→ **WHAT TO DO**: Below are records; say how many of their lines include the word "this", giving nothing but the number.

PROVIDED DATA: Begin

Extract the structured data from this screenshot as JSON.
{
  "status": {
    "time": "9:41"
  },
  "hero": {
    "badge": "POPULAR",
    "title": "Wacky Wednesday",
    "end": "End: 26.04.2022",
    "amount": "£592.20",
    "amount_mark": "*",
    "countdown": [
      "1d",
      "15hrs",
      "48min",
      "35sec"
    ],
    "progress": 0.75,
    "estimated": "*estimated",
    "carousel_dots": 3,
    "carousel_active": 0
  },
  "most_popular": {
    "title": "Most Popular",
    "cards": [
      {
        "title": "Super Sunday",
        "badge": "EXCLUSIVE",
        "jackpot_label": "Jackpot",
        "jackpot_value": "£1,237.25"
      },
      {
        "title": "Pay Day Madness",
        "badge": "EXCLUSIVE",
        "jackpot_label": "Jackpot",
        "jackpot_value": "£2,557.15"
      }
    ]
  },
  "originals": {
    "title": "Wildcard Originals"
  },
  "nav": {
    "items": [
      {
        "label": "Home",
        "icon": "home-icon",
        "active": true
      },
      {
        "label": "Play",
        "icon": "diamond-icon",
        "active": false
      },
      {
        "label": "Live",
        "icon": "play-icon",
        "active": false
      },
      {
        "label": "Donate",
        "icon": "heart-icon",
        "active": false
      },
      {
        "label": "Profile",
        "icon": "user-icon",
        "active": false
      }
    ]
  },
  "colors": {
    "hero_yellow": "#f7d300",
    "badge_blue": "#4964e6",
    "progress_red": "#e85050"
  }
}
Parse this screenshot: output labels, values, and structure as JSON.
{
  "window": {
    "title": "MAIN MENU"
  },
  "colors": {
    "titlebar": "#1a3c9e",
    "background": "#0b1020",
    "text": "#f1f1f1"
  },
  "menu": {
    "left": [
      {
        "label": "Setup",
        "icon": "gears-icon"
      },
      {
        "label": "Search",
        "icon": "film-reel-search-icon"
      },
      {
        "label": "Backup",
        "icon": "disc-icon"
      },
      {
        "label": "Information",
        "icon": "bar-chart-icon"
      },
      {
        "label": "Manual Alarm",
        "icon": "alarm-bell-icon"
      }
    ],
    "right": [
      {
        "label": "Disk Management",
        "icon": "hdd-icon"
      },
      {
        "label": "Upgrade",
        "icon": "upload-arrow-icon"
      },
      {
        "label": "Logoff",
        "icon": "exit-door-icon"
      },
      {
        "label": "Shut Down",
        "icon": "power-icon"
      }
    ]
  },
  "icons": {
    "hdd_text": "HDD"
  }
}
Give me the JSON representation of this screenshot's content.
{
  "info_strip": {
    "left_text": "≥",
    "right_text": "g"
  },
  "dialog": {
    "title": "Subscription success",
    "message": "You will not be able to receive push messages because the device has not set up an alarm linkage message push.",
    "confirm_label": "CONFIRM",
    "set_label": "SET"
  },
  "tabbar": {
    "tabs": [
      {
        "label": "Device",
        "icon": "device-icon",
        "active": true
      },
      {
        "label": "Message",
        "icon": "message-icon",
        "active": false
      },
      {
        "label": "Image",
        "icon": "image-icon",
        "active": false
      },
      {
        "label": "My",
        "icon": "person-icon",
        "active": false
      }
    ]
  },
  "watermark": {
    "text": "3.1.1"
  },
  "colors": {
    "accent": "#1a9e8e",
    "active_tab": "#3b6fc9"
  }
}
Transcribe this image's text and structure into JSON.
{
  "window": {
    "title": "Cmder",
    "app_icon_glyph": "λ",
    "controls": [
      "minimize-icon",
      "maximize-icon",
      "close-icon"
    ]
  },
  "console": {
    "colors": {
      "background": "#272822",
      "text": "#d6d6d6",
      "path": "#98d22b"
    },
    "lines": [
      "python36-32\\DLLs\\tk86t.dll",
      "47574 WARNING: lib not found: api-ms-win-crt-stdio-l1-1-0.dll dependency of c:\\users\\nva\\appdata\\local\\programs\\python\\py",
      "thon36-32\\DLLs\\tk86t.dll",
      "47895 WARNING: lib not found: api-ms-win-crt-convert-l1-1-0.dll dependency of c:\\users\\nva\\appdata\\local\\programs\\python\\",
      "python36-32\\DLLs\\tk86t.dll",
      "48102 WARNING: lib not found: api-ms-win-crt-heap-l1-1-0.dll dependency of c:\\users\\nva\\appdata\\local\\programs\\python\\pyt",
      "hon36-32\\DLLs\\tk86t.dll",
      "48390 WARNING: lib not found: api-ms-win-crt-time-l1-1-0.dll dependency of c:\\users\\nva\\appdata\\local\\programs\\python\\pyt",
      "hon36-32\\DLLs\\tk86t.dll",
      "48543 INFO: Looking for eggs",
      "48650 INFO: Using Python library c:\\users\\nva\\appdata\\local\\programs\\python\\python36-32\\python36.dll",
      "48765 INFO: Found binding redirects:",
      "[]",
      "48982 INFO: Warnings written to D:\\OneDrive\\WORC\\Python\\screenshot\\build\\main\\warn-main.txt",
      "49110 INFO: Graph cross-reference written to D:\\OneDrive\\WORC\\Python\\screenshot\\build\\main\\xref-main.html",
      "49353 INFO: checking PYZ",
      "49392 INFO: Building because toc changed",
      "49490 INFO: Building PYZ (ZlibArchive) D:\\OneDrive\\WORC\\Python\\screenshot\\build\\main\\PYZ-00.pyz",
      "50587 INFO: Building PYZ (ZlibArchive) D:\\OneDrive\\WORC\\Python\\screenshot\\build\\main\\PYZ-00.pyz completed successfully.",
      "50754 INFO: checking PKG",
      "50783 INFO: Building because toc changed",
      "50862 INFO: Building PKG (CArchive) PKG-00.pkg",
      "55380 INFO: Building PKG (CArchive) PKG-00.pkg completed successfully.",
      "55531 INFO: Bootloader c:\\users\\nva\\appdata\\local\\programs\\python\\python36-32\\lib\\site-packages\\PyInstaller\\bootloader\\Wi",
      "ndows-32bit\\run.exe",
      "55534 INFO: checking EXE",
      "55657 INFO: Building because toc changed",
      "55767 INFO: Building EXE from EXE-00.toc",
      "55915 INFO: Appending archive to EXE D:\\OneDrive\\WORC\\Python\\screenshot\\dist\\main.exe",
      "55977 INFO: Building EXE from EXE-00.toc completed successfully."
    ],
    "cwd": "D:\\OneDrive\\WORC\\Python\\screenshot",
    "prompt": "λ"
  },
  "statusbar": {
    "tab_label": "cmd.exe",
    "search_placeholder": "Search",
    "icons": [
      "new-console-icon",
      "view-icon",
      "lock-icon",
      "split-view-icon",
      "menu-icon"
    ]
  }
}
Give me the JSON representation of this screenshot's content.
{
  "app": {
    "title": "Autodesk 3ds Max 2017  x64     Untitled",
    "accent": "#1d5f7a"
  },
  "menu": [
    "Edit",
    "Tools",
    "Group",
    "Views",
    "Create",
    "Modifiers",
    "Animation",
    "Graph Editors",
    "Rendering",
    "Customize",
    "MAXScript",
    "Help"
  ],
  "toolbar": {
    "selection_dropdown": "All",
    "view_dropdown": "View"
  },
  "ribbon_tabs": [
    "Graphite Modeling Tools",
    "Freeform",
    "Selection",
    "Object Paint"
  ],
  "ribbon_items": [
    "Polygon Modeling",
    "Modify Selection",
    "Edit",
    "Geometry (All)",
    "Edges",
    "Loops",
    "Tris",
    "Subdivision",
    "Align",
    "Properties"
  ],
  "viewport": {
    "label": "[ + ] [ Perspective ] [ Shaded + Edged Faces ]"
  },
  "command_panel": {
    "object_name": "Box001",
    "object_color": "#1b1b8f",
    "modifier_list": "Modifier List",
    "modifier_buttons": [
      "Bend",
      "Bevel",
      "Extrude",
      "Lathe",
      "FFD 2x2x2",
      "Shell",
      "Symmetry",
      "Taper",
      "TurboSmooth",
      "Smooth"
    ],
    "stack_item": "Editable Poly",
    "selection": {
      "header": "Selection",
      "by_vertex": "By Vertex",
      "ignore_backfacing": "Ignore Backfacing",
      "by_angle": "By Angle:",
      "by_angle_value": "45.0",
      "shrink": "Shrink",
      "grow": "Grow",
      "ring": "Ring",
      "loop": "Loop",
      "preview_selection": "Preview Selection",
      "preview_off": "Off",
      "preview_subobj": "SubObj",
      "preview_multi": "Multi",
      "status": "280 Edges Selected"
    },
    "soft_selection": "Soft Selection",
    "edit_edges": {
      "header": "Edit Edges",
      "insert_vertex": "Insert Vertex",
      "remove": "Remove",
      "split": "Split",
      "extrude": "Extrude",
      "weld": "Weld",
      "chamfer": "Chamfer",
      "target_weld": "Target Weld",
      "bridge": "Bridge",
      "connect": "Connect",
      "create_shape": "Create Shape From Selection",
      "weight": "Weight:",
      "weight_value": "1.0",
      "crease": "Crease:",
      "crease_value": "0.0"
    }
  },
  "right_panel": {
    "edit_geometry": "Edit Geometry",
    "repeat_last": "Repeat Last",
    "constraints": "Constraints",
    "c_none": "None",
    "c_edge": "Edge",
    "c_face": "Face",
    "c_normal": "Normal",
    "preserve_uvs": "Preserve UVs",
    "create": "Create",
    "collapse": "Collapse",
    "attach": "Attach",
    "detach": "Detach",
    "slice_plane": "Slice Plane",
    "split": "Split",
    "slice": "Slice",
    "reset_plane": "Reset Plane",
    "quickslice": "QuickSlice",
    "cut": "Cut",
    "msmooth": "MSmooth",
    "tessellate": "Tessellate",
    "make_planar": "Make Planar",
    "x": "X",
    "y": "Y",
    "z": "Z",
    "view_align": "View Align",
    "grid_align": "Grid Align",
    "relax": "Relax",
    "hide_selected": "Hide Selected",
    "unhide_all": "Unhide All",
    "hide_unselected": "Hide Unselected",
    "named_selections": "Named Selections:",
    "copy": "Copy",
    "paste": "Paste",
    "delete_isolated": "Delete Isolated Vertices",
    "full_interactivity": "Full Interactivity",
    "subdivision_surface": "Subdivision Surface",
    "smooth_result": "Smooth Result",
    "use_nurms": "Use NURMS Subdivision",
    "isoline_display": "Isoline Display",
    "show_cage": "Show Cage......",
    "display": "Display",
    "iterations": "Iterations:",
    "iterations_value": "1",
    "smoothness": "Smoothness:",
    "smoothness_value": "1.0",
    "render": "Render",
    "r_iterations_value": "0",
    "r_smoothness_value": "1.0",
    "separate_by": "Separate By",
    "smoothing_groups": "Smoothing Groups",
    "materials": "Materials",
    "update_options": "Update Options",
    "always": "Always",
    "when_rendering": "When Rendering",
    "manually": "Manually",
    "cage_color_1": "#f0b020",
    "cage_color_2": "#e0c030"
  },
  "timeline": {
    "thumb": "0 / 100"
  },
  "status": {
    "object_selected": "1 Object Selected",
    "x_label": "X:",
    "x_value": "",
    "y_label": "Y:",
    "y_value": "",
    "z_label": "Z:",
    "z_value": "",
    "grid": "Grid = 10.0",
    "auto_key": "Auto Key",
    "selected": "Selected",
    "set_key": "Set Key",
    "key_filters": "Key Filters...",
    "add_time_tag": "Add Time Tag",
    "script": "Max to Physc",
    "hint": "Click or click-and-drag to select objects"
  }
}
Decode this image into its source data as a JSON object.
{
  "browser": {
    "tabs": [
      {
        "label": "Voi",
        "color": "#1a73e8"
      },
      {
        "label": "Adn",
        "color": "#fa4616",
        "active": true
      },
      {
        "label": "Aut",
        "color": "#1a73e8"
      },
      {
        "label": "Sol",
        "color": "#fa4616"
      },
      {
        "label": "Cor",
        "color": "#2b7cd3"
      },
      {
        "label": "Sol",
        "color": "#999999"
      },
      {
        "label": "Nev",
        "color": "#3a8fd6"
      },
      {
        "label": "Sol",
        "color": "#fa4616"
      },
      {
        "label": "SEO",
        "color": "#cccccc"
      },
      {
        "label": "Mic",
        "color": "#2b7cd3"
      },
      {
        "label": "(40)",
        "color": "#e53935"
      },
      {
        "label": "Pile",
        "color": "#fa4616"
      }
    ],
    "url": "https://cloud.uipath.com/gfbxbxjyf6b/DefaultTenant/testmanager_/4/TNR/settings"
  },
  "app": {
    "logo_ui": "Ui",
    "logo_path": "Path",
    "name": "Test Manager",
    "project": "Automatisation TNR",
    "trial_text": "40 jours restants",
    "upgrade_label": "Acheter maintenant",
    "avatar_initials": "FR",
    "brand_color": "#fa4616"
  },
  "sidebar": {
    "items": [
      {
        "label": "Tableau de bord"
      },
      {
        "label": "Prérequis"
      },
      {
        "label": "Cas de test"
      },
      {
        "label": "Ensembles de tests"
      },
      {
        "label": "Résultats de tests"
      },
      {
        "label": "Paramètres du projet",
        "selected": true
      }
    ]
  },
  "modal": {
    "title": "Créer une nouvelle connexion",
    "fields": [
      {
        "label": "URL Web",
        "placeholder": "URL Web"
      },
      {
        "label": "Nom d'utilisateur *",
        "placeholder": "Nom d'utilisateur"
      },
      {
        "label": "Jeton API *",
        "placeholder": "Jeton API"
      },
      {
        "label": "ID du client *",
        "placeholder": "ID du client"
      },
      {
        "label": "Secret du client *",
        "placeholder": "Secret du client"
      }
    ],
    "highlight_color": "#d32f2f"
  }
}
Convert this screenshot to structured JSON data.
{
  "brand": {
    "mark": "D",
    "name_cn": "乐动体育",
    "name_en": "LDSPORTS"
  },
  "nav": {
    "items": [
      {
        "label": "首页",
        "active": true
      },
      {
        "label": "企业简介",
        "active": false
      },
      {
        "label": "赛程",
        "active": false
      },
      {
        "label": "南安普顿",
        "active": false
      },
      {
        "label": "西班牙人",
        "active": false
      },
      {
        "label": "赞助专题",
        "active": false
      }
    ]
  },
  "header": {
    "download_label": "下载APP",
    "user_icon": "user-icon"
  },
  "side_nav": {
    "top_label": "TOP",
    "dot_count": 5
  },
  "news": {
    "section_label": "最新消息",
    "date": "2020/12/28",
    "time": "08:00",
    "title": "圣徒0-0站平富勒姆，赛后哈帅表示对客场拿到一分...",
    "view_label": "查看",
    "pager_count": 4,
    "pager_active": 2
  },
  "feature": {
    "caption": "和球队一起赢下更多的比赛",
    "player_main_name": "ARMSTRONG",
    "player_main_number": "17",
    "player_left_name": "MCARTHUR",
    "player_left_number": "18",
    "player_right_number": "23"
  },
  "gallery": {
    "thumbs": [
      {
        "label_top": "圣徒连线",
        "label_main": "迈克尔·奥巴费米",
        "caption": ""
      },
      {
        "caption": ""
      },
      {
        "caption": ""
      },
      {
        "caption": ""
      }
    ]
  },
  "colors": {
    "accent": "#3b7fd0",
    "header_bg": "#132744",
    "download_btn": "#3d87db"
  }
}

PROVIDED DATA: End

→ **TASK OUTPUT**: 7